#### [DATA FOR PROCESSING]

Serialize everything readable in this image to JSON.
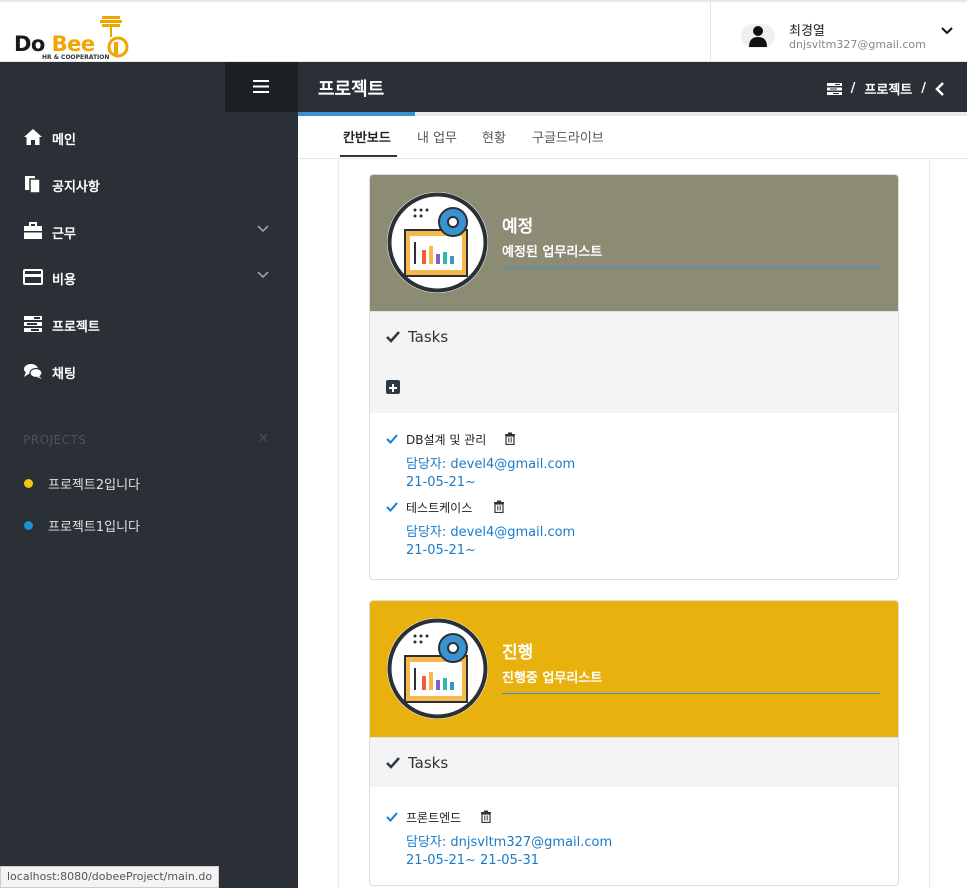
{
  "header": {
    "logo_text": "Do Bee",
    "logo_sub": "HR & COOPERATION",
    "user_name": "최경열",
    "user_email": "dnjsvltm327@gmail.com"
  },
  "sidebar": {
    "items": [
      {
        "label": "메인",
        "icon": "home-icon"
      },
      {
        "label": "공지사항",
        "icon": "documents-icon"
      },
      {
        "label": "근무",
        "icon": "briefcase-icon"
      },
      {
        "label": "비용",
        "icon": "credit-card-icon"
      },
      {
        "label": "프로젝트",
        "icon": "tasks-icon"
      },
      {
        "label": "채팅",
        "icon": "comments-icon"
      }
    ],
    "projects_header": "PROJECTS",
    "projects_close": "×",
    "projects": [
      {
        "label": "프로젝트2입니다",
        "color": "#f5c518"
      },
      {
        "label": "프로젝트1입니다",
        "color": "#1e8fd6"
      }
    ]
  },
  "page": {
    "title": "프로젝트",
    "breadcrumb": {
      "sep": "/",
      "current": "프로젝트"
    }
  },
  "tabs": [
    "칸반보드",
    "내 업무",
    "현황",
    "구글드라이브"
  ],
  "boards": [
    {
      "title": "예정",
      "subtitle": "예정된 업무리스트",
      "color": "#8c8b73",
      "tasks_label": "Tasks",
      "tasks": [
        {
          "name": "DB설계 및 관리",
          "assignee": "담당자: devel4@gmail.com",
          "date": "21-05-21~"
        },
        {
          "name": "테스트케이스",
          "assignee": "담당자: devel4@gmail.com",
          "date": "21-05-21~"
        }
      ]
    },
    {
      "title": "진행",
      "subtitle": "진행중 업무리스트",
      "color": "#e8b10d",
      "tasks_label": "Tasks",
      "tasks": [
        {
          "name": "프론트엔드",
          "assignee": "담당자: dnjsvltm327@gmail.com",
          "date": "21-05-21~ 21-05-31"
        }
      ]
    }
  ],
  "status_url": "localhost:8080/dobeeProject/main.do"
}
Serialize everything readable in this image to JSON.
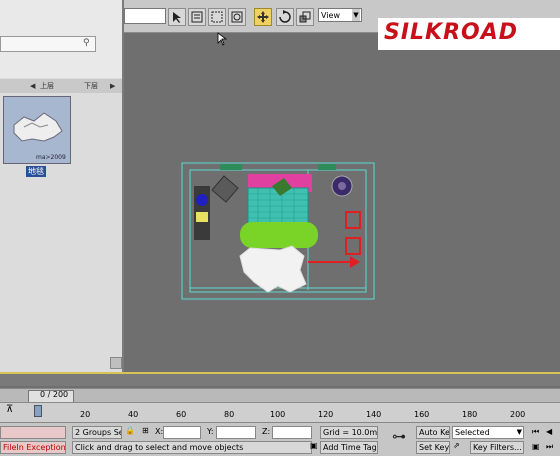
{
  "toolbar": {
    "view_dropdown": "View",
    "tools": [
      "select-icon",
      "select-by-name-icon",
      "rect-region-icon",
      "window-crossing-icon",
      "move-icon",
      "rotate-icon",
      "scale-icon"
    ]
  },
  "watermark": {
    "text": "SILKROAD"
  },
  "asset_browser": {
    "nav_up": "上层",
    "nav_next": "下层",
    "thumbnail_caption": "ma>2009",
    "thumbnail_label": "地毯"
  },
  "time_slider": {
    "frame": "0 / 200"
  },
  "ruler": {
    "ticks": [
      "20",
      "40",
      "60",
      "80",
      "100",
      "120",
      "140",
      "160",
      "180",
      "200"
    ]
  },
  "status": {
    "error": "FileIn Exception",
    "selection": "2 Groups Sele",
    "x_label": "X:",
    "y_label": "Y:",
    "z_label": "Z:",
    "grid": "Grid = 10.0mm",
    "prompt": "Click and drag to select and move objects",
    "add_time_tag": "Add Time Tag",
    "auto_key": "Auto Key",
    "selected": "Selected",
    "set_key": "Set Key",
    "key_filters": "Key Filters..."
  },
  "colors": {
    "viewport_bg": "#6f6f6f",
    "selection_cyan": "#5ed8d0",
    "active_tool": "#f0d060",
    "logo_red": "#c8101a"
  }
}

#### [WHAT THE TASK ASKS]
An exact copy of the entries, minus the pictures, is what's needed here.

#### [RESULT OF THIS EXERCISE]
Serialize everything readable in this image to JSON.
{
  "header": {
    "logo_text": "Do Bee",
    "logo_sub": "HR & COOPERATION",
    "user_name": "최경열",
    "user_email": "dnjsvltm327@gmail.com"
  },
  "sidebar": {
    "items": [
      {
        "label": "메인",
        "icon": "home-icon"
      },
      {
        "label": "공지사항",
        "icon": "documents-icon"
      },
      {
        "label": "근무",
        "icon": "briefcase-icon"
      },
      {
        "label": "비용",
        "icon": "credit-card-icon"
      },
      {
        "label": "프로젝트",
        "icon": "tasks-icon"
      },
      {
        "label": "채팅",
        "icon": "comments-icon"
      }
    ],
    "projects_header": "PROJECTS",
    "projects_close": "×",
    "projects": [
      {
        "label": "프로젝트2입니다",
        "color": "#f5c518"
      },
      {
        "label": "프로젝트1입니다",
        "color": "#1e8fd6"
      }
    ]
  },
  "page": {
    "title": "프로젝트",
    "breadcrumb": {
      "sep": "/",
      "current": "프로젝트"
    }
  },
  "tabs": [
    "칸반보드",
    "내 업무",
    "현황",
    "구글드라이브"
  ],
  "boards": [
    {
      "title": "예정",
      "subtitle": "예정된 업무리스트",
      "color": "#8c8b73",
      "tasks_label": "Tasks",
      "tasks": [
        {
          "name": "DB설계 및 관리",
          "assignee": "담당자: devel4@gmail.com",
          "date": "21-05-21~"
        },
        {
          "name": "테스트케이스",
          "assignee": "담당자: devel4@gmail.com",
          "date": "21-05-21~"
        }
      ]
    },
    {
      "title": "진행",
      "subtitle": "진행중 업무리스트",
      "color": "#e8b10d",
      "tasks_label": "Tasks",
      "tasks": [
        {
          "name": "프론트엔드",
          "assignee": "담당자: dnjsvltm327@gmail.com",
          "date": "21-05-21~ 21-05-31"
        }
      ]
    }
  ],
  "status_url": "localhost:8080/dobeeProject/main.do"
}
Serialize everything readable in this image to JSON.
{
  "toolbar": {
    "view_dropdown": "View",
    "tools": [
      "select-icon",
      "select-by-name-icon",
      "rect-region-icon",
      "window-crossing-icon",
      "move-icon",
      "rotate-icon",
      "scale-icon"
    ]
  },
  "watermark": {
    "text": "SILKROAD"
  },
  "asset_browser": {
    "nav_up": "上层",
    "nav_next": "下层",
    "thumbnail_caption": "ma>2009",
    "thumbnail_label": "地毯"
  },
  "time_slider": {
    "frame": "0 / 200"
  },
  "ruler": {
    "ticks": [
      "20",
      "40",
      "60",
      "80",
      "100",
      "120",
      "140",
      "160",
      "180",
      "200"
    ]
  },
  "status": {
    "error": "FileIn Exception",
    "selection": "2 Groups Sele",
    "x_label": "X:",
    "y_label": "Y:",
    "z_label": "Z:",
    "grid": "Grid = 10.0mm",
    "prompt": "Click and drag to select and move objects",
    "add_time_tag": "Add Time Tag",
    "auto_key": "Auto Key",
    "selected": "Selected",
    "set_key": "Set Key",
    "key_filters": "Key Filters..."
  },
  "colors": {
    "viewport_bg": "#6f6f6f",
    "selection_cyan": "#5ed8d0",
    "active_tool": "#f0d060",
    "logo_red": "#c8101a"
  }
}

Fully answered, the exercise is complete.